**ACTION ITEM**.
Reproduce the listing exactly. Omit pictures.

###

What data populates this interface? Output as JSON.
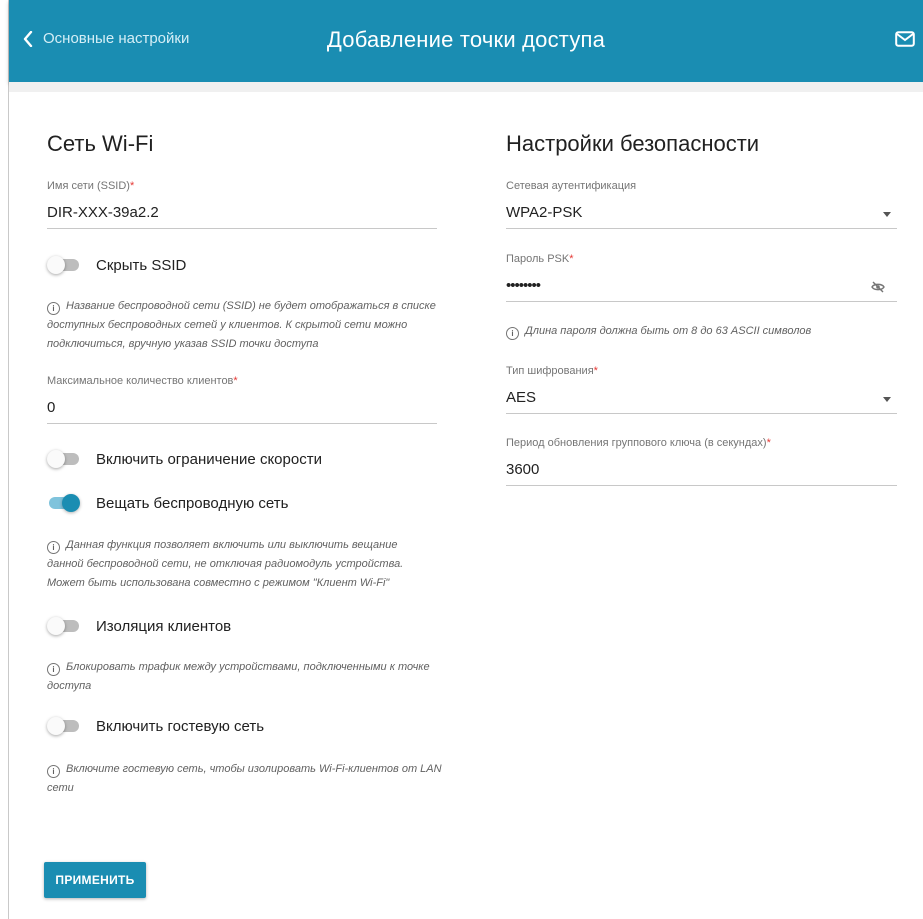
{
  "header": {
    "back_label": "Основные настройки",
    "title": "Добавление точки доступа"
  },
  "wifi": {
    "section_title": "Сеть Wi-Fi",
    "ssid": {
      "label": "Имя сети (SSID)",
      "required": "*",
      "value": "DIR-XXX-39a2.2"
    },
    "hide_ssid": {
      "label": "Скрыть SSID",
      "on": false
    },
    "hide_ssid_hint": "Название беспроводной сети (SSID) не будет отображаться в списке доступных беспроводных сетей у клиентов. К скрытой сети можно подключиться, вручную указав SSID точки доступа",
    "max_clients": {
      "label": "Максимальное количество клиентов",
      "required": "*",
      "value": "0"
    },
    "speed_limit": {
      "label": "Включить ограничение скорости",
      "on": false
    },
    "broadcast": {
      "label": "Вещать беспроводную сеть",
      "on": true
    },
    "broadcast_hint": "Данная функция позволяет включить или выключить вещание данной беспроводной сети, не отключая радиомодуль устройства. Может быть использована совместно с режимом \"Клиент Wi-Fi\"",
    "isolation": {
      "label": "Изоляция клиентов",
      "on": false
    },
    "isolation_hint": "Блокировать трафик между устройствами, подключенными к точке доступа",
    "guest": {
      "label": "Включить гостевую сеть",
      "on": false
    },
    "guest_hint": "Включите гостевую сеть, чтобы изолировать Wi-Fi-клиентов от LAN сети"
  },
  "security": {
    "section_title": "Настройки безопасности",
    "auth": {
      "label": "Сетевая аутентификация",
      "value": "WPA2-PSK"
    },
    "psk": {
      "label": "Пароль PSK",
      "required": "*",
      "value": "••••••••"
    },
    "psk_hint": "Длина пароля должна быть от 8 до 63 ASCII символов",
    "encryption": {
      "label": "Тип шифрования",
      "required": "*",
      "value": "AES"
    },
    "rekey": {
      "label": "Период обновления группового ключа (в секундах)",
      "required": "*",
      "value": "3600"
    }
  },
  "actions": {
    "apply_label": "ПРИМЕНИТЬ"
  },
  "icons": {
    "back": "chevron-left-icon",
    "mail": "mail-icon",
    "eye": "eye-off-icon",
    "info": "info-icon",
    "dropdown": "caret-down-icon"
  },
  "colors": {
    "accent": "#1a8db2",
    "required": "#e53935"
  }
}
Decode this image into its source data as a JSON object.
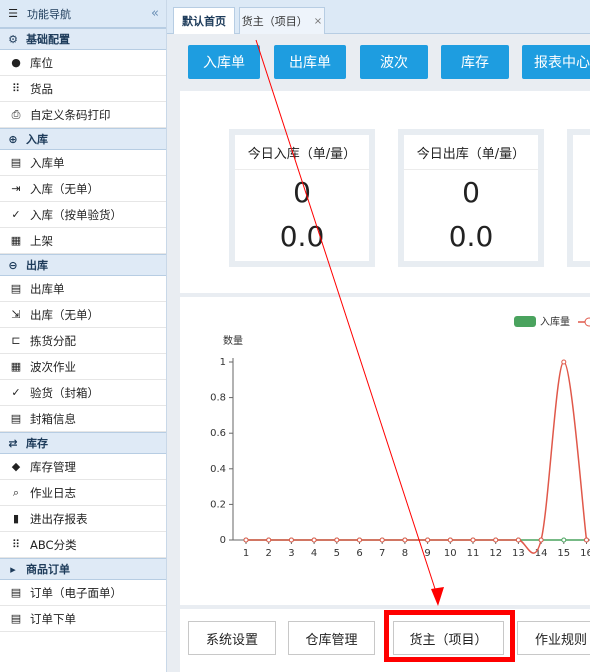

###

**WRITTEN ANSWER**.
What data populates this interface? Output as JSON.
{
  "header": {
    "back_label": "Основные настройки",
    "title": "Добавление точки доступа"
  },
  "wifi": {
    "section_title": "Сеть Wi-Fi",
    "ssid": {
      "label": "Имя сети (SSID)",
      "required": "*",
      "value": "DIR-XXX-39a2.2"
    },
    "hide_ssid": {
      "label": "Скрыть SSID",
      "on": false
    },
    "hide_ssid_hint": "Название беспроводной сети (SSID) не будет отображаться в списке доступных беспроводных сетей у клиентов. К скрытой сети можно подключиться, вручную указав SSID точки доступа",
    "max_clients": {
      "label": "Максимальное количество клиентов",
      "required": "*",
      "value": "0"
    },
    "speed_limit": {
      "label": "Включить ограничение скорости",
      "on": false
    },
    "broadcast": {
      "label": "Вещать беспроводную сеть",
      "on": true
    },
    "broadcast_hint": "Данная функция позволяет включить или выключить вещание данной беспроводной сети, не отключая радиомодуль устройства. Может быть использована совместно с режимом \"Клиент Wi-Fi\"",
    "isolation": {
      "label": "Изоляция клиентов",
      "on": false
    },
    "isolation_hint": "Блокировать трафик между устройствами, подключенными к точке доступа",
    "guest": {
      "label": "Включить гостевую сеть",
      "on": false
    },
    "guest_hint": "Включите гостевую сеть, чтобы изолировать Wi-Fi-клиентов от LAN сети"
  },
  "security": {
    "section_title": "Настройки безопасности",
    "auth": {
      "label": "Сетевая аутентификация",
      "value": "WPA2-PSK"
    },
    "psk": {
      "label": "Пароль PSK",
      "required": "*",
      "value": "••••••••"
    },
    "psk_hint": "Длина пароля должна быть от 8 до 63 ASCII символов",
    "encryption": {
      "label": "Тип шифрования",
      "required": "*",
      "value": "AES"
    },
    "rekey": {
      "label": "Период обновления группового ключа (в секундах)",
      "required": "*",
      "value": "3600"
    }
  },
  "actions": {
    "apply_label": "ПРИМЕНИТЬ"
  },
  "icons": {
    "back": "chevron-left-icon",
    "mail": "mail-icon",
    "eye": "eye-off-icon",
    "info": "info-icon",
    "dropdown": "caret-down-icon"
  },
  "colors": {
    "accent": "#1a8db2",
    "required": "#e53935"
  }
}
Decode this image into its source data as a JSON object.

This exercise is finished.